Again, Raje has used the “efficiency” argument to justify this unilateral rewriting of the role of the State. The draft “Policy for Public Private Partnership (PPP) in School Education, 2015” available on the Rajasthan Education website justifies turning over government schools to the private sector because of ostensibly “better learning outcome in private schools despite lower per student expenditure.” Not only is this not true – a 5-year study by the Azim Premji Foundation in Andhra Pradesh concluded, “contrary to general perception, fee-charging private schools are not able to ensure better learning for children from disadvantaged rural sections as compared to government schools” – this is a remarkable admission of failure by the Chief Minister.
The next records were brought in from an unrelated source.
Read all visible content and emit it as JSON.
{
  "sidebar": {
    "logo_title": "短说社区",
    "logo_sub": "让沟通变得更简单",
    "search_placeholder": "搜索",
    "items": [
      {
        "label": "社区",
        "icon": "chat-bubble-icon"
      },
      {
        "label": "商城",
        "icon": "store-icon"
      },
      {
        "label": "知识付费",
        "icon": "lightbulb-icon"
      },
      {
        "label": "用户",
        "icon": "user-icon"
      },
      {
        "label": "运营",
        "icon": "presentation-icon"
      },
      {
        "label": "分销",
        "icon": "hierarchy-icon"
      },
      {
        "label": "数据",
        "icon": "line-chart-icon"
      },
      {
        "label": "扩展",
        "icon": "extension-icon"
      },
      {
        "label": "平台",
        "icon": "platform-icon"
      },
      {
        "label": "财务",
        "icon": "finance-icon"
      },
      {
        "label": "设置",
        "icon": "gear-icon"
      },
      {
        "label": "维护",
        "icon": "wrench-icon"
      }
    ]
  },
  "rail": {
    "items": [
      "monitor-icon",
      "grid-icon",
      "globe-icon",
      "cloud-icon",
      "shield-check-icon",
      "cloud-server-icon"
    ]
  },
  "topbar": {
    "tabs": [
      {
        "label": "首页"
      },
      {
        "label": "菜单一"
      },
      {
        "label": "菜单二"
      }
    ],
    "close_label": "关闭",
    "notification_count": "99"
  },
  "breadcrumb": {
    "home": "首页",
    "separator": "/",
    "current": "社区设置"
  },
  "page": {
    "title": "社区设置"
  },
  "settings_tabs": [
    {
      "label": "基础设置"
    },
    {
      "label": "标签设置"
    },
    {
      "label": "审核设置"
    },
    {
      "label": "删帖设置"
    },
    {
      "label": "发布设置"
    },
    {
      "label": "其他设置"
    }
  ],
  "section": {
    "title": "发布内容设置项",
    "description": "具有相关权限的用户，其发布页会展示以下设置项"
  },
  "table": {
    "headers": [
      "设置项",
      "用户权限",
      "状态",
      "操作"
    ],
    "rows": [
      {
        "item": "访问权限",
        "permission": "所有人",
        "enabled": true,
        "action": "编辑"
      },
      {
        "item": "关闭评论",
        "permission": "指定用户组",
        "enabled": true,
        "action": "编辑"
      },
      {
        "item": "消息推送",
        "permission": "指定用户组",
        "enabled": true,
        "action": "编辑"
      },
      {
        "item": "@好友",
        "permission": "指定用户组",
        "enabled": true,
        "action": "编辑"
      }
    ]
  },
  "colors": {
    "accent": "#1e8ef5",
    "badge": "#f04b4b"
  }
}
State run schools and hospitals such as Kendriya Vidyalayas and AIIMS can and do provide excellent service at par with the best private organizations. On the other hand, large numbers of private schools and healthcare providers have been indicted for poor performance and mal-intent. Private health operators have been found conducting unnecessary procedures on unsuspecting patients when the Government is paying. Private schools and hospitals are notorious for sending back students and patients for inability to pay fees. There is no guarantee that this will not happen in case of delays by the Government in transferring money to the private entity in question.
There is no question that public health and education sectors need reform; however, that “reform” should become shorthand for deregulation and/or privatization in all cases is reflective of a blinkered and anti-poor mindset. Markets typically fail to provide public goods and what is needed is an expansion of the State not its rollback. When faced with an increasingly exploitative health situation in the state, the Congress Government under Gehlot expanded health security through universal free diagnosis and free medicines, a move that received much commendation from the World Health Organization. On the other hand, the BJP Government in the state has thrown up its hands in despair and decided to outsource core functions of the Government – a mandate it just does not have. Under Raje, the BJP Government of Rajasthan is creating a template for a truly socially and economically right wing State, which is already being emulated by other BJP state governments. In this conception, in addition to the cow protection police outposts and saffronization of education, the social justice imperatives of the state are delegitimized and eliminated as inefficient doles. However, going down this road will fundamentally alter the nature and role of the Indian state as conceived in the Constitution. The last election focused much on individuals; the coming election will have to be fought on the role of the State.